Most travelers that come to Australia stick to the east: Melbourne, Sydney, the Gold Coast, Brisbane. If you want to experience the real Australia, head 4000 kilometers west to the most isolated places on the continent.
Working south to north, here are 10 spots you should hit:
This windy coastal town is home to some of the whitest beaches in the world. The surrounding national parks offer miles of coastline to explore on foot or by 4WD. At this isolated former whaling outpost, the Indian and Southern Oceans crash with each other. The numerous uninhabited islands just offshore make a fine place to play pirates. Or just go fishing.
This port city underwent a major facelift prior to the 1987 America’s Cup, but more than two decades later, “Freo” retains much of its Mediterranean magic. Grab an espresso on The Strip and you could be in any European seaside town — if you can ignore the teenagers in their V8s lapping the boulevard, that is.
Check out the famous markets or immerse yourself in Australian culture and watch local footy team, the Dockers.
Set on the banks of the sparkling Swan River, Western Australia’s capital is pleasant and offers a fine base to launch your adventures from. Groovy enclaves such as Subiaco and Leederville offer cool shops, cafes, and bars, while the beaches just 15 minutes from the city are as good as you’ll find anywhere.
Leighton, Cottesloe, and Scarborough have the shimmering sands and blue-green Indian Ocean to match any tropical island.
Kings Park is the spot to wander among towering lemon gums while looking down on the sprawling Swan.
Just a ferry ride from Perth but worlds apart. Cars are banned so hop on your bike and hit the bays for snorkeling, fishing, surfing, or lazing about. Befriend a quokka — the famous wallabies (like a pint-sized kangaroo) found all over. Dutch explorers mistook the little buggers for rats, hence the name ‘Rat’s Nest.’
Camp or stay in self-contained bungalows and don’t miss the Quokka Arms — the island’s only pub with views of the city back across Cockburn Sound.
Steep river canyons wind their way to the coast near this quiet crayfishing town where the sheer cliffs provide a perfect vantage point for whale and dolphin watching. Fish the rivermouth, visit Finlay’s fish barbecue, or try to sneak in a few waves with the locals at one of the world’s heaviest left-hand reef ledges.
7. Monkey Mia
Ever wanted to pet a dolphin? Here’s your chance. Generations of dolphins have been visiting this remote beach since the 1960s when a local fisherman began feeding them each day. The calm, crystal waters of Shark Bay make great conditions to spot these gentles creatures cruising the shallows, and Monkey Mia Dolphin Resort on the beachfront has accommodations to suit every budget.

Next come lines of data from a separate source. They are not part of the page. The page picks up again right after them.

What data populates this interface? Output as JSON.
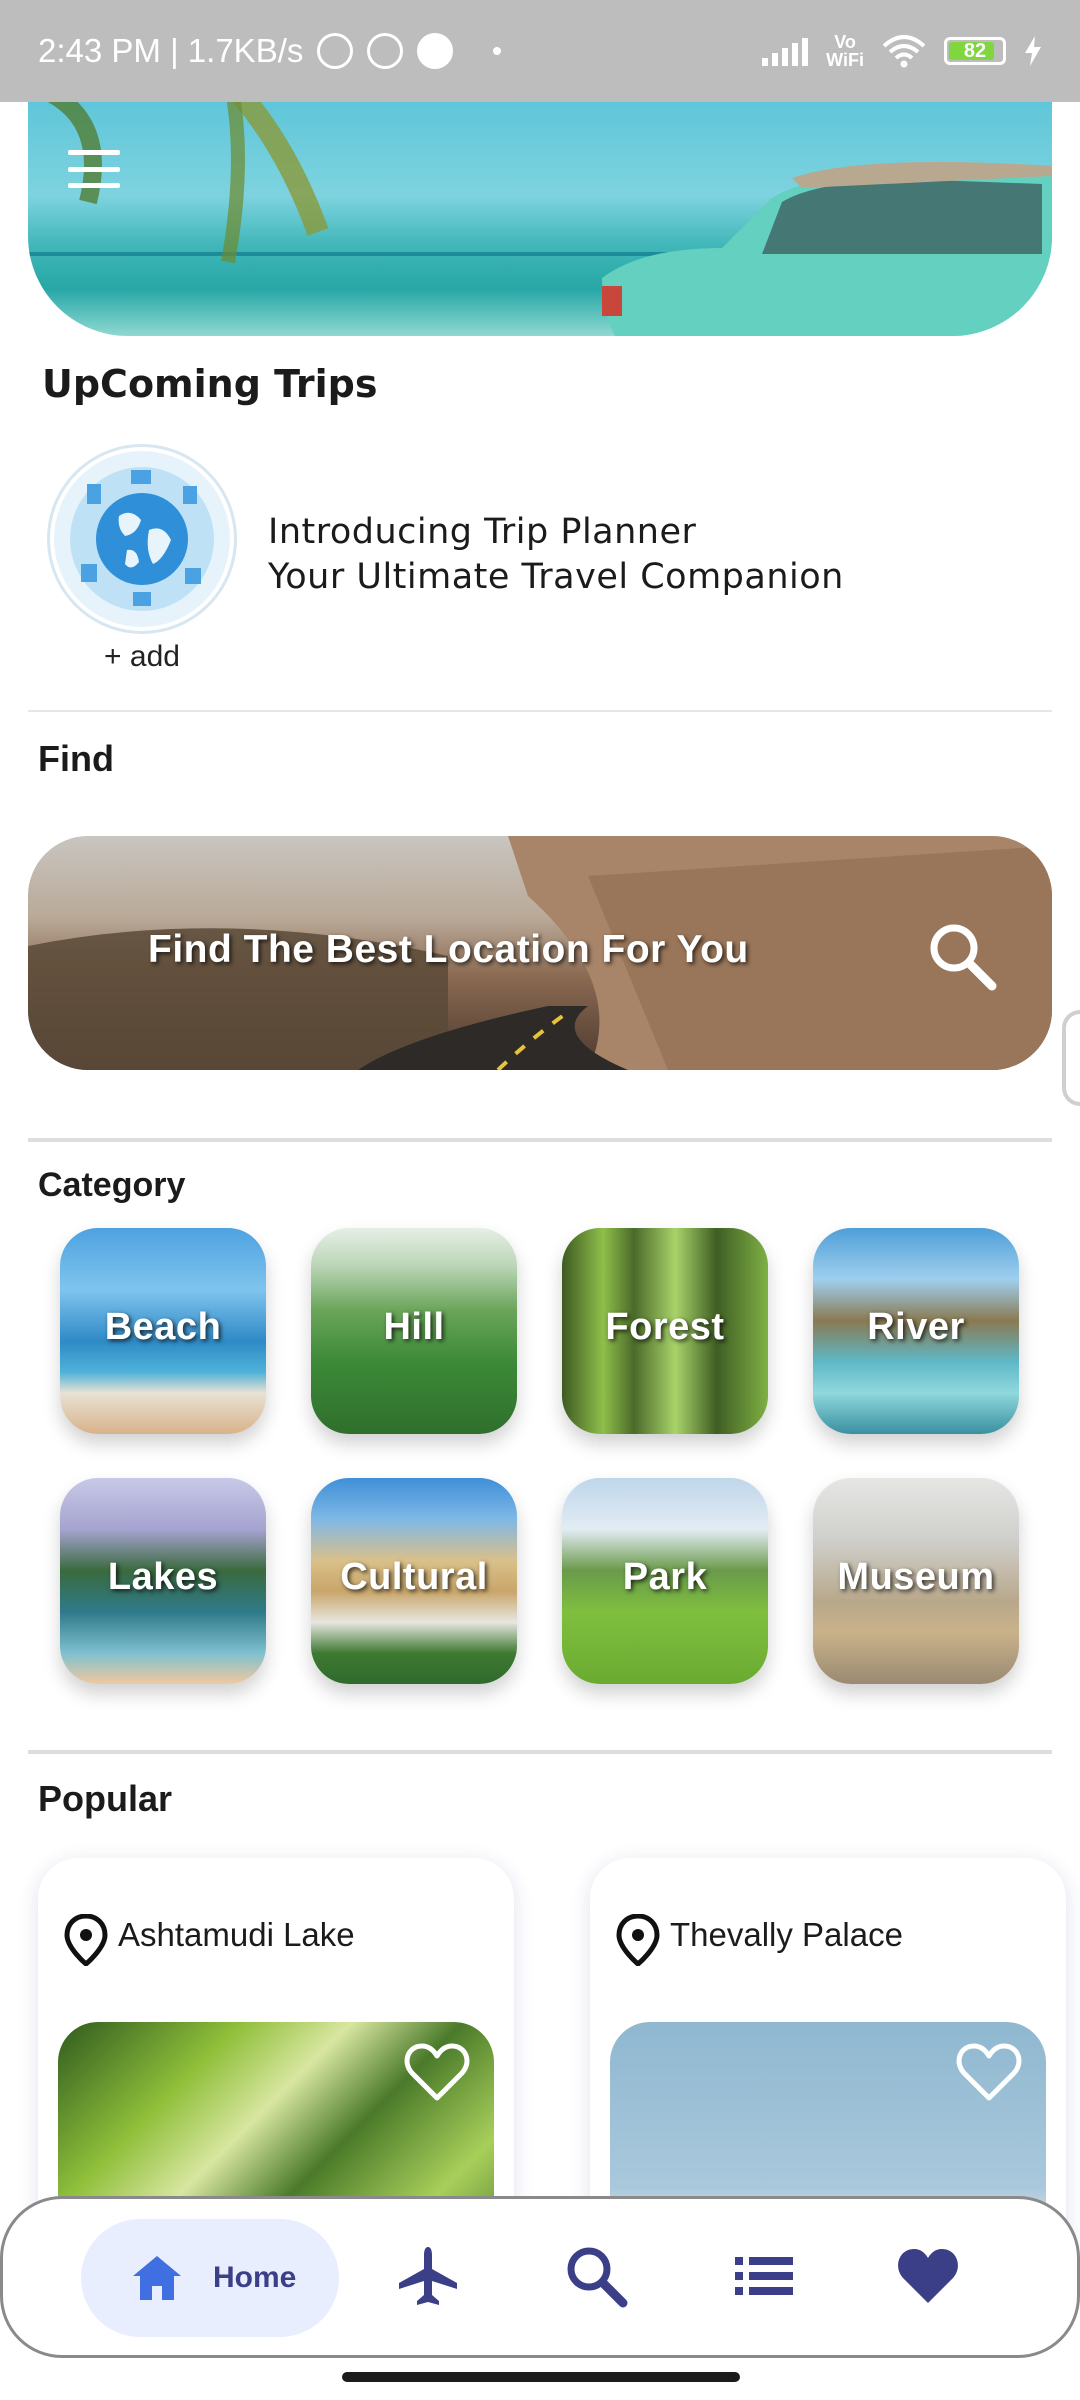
{
  "status_bar": {
    "time_speed": "2:43 PM | 1.7KB/s",
    "vowifi_top": "Vo",
    "vowifi_bottom": "WiFi",
    "battery_level": "82"
  },
  "sections": {
    "upcoming": "UpComing Trips",
    "find": "Find",
    "category": "Category",
    "popular": "Popular"
  },
  "upcoming": {
    "line1": "Introducing Trip Planner",
    "line2": "Your Ultimate Travel Companion",
    "add_label": "+ add"
  },
  "find": {
    "banner_text": "Find The Best Location For You"
  },
  "categories": [
    {
      "label": "Beach"
    },
    {
      "label": "Hill"
    },
    {
      "label": "Forest"
    },
    {
      "label": "River"
    },
    {
      "label": "Lakes"
    },
    {
      "label": "Cultural"
    },
    {
      "label": "Park"
    },
    {
      "label": "Museum"
    }
  ],
  "popular": [
    {
      "name": "Ashtamudi Lake"
    },
    {
      "name": "Thevally Palace"
    }
  ],
  "nav": {
    "home_label": "Home"
  },
  "colors": {
    "accent": "#3b3f87",
    "home_icon": "#3f6fe0",
    "nav_pill": "#e9eefe"
  }
}
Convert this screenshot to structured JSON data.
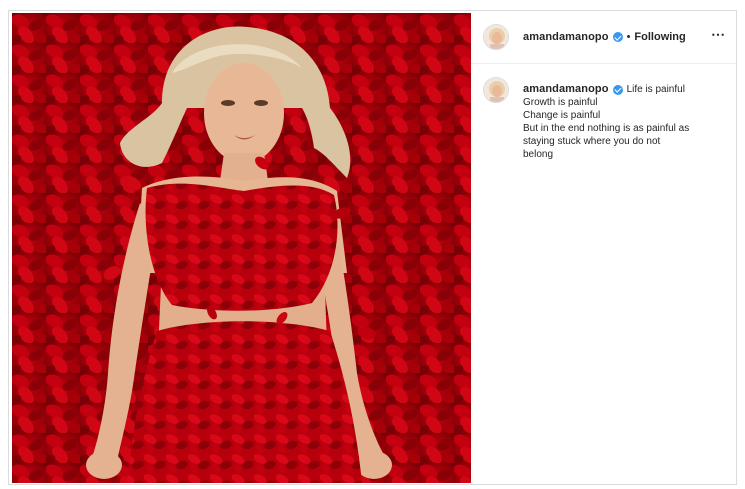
{
  "post": {
    "username": "amandamanopo",
    "verified": true,
    "separator": "•",
    "follow_status": "Following",
    "more_icon": "⋯"
  },
  "caption": {
    "username": "amandamanopo",
    "lines": [
      "Life is painful",
      "Growth is painful",
      "Change is painful",
      "But in the end nothing is as painful as",
      "staying stuck where you do not",
      "belong"
    ]
  },
  "colors": {
    "verified_badge": "#3897f0",
    "rose_red": "#b3000c",
    "border": "#dbdbdb"
  }
}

Ningaloo is the jewel of the North West. Stretching for more than 250km along the coast, it’s one of the largest fringing reefs in the world and the most accessible, coming to within 100 meters of the coast at certain points. From Coral Bay, through North West Cape, to Exmouth, the reef offers incredible fishing, snorkeling, surfing, and diving in warm water all year round.
Step off the beach into turquoise waters to see turtles, whale sharks, manta rays, and more.
Now you’re entering the tropics proper. Long a favourite of backpackers and those fleeing the winter chill, this town is lazy and sun-drenched. Nobody hurries — they’re all on ‘Broometime.’
Do some nude sunbathing or just enjoy the sunset view at the famous Cable Beach, down a mango beer at Matso’s microbrewery, visit a pearl farm…there’s plenty to do.
North of town, the aboriginal-run Kooljaman camp at Cape Leveque is worth the drive. Palm-frond huts and 5-star safari tents overlook a typically stunning West Oz beachscape.
10. The Kimberley
The last frontier of the West, this is where things get wild. 4WD vehicles are essential for exploring this ancient land of hidden waterfalls, ochre cliffs, and indigenous rock art. Derby marks the start of the Gibb River Road: 600km of bone-jarring track through the heart of the rugged north. If you make it through, be sure to pop into El Questro, a million-acre former cattle ranch, now turned wilderness park.
With extra time, worthwhile detours are the national parks of Karijini and Millstream-Chichester in Western Austrlalia’s Pilbara region. Closer to Perth, the Pinnacles — a spooky landscape of petrified trees in the desert — also warrants your consideration.
For a broader look on what there is to see and do in this part of the world, click over to 15 Things You Can’t Miss in Australia and Top 10 Places to Study in New Zealand and Australia.